*** SOURCE DATA Section Begins ***

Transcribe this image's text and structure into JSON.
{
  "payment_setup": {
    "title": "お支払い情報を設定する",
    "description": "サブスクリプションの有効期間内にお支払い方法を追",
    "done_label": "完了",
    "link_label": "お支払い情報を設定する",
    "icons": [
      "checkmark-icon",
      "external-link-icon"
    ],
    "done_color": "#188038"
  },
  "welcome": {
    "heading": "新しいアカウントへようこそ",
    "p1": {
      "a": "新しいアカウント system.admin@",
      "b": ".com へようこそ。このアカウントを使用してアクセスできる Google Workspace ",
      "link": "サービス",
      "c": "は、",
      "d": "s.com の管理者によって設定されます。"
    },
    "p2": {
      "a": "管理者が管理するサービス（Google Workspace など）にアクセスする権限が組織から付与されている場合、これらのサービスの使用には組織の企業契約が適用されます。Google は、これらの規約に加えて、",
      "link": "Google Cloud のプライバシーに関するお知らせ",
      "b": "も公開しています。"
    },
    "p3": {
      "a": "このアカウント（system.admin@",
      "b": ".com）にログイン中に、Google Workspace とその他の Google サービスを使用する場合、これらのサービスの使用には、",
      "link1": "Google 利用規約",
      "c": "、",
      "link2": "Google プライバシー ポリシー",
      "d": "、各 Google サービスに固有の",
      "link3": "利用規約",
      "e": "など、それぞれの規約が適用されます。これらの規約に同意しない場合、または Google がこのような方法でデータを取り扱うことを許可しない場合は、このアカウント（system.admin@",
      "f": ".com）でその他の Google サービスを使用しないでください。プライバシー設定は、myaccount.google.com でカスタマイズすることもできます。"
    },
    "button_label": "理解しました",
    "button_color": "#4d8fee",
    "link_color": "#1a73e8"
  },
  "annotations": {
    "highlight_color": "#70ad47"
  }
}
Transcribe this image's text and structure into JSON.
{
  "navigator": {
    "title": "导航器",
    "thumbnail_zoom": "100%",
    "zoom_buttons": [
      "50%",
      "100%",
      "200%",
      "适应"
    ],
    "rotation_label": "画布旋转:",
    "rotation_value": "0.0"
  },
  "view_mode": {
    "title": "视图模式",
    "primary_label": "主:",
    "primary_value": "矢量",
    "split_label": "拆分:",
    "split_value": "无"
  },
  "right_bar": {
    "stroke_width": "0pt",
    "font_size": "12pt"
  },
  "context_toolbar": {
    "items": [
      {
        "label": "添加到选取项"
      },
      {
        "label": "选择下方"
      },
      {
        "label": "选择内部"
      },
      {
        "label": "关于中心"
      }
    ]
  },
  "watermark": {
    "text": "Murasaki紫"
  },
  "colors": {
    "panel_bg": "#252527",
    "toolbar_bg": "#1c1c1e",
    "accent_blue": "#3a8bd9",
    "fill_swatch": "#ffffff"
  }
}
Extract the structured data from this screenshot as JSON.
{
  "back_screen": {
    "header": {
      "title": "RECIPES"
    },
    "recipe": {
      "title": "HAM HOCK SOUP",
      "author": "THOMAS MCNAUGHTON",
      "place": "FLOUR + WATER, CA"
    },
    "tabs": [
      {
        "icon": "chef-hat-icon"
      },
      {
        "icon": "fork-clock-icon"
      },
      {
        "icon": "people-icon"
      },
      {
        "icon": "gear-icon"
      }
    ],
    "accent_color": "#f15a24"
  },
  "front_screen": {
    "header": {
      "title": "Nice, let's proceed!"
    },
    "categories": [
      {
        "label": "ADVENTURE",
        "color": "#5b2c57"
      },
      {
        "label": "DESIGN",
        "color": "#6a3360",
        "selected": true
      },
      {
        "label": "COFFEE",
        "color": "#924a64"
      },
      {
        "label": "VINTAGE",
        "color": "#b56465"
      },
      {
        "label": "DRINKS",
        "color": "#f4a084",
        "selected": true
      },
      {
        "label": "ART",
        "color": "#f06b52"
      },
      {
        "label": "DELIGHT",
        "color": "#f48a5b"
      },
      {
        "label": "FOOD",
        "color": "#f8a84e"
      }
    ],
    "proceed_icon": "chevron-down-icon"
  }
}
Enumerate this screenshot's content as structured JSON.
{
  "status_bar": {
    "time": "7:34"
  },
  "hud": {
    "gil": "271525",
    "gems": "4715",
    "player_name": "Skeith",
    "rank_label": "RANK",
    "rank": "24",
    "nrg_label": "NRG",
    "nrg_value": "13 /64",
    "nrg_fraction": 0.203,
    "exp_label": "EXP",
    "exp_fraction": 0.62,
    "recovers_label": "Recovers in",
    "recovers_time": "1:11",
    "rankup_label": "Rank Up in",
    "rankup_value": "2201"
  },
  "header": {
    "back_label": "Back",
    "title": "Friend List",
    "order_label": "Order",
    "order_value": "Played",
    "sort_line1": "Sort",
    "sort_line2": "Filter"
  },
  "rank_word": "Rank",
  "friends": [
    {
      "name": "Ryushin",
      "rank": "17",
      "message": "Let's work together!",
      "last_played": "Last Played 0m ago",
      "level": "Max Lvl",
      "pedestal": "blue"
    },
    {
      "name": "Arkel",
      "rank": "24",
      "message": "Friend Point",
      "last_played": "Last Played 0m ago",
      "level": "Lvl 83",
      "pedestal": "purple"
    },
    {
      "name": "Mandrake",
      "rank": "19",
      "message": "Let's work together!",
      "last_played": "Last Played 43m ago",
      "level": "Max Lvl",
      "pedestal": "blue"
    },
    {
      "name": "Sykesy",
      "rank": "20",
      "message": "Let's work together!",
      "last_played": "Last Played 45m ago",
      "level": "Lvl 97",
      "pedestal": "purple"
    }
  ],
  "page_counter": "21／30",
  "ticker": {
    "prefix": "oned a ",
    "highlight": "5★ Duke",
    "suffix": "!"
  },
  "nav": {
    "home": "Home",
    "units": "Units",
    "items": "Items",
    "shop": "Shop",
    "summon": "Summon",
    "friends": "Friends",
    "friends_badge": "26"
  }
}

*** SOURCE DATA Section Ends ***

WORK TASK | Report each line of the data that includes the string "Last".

TASK RESPONSE |
      "last_played": "Last Played 0m ago",
      "last_played": "Last Played 0m ago",
      "last_played": "Last Played 43m ago",
      "last_played": "Last Played 45m ago",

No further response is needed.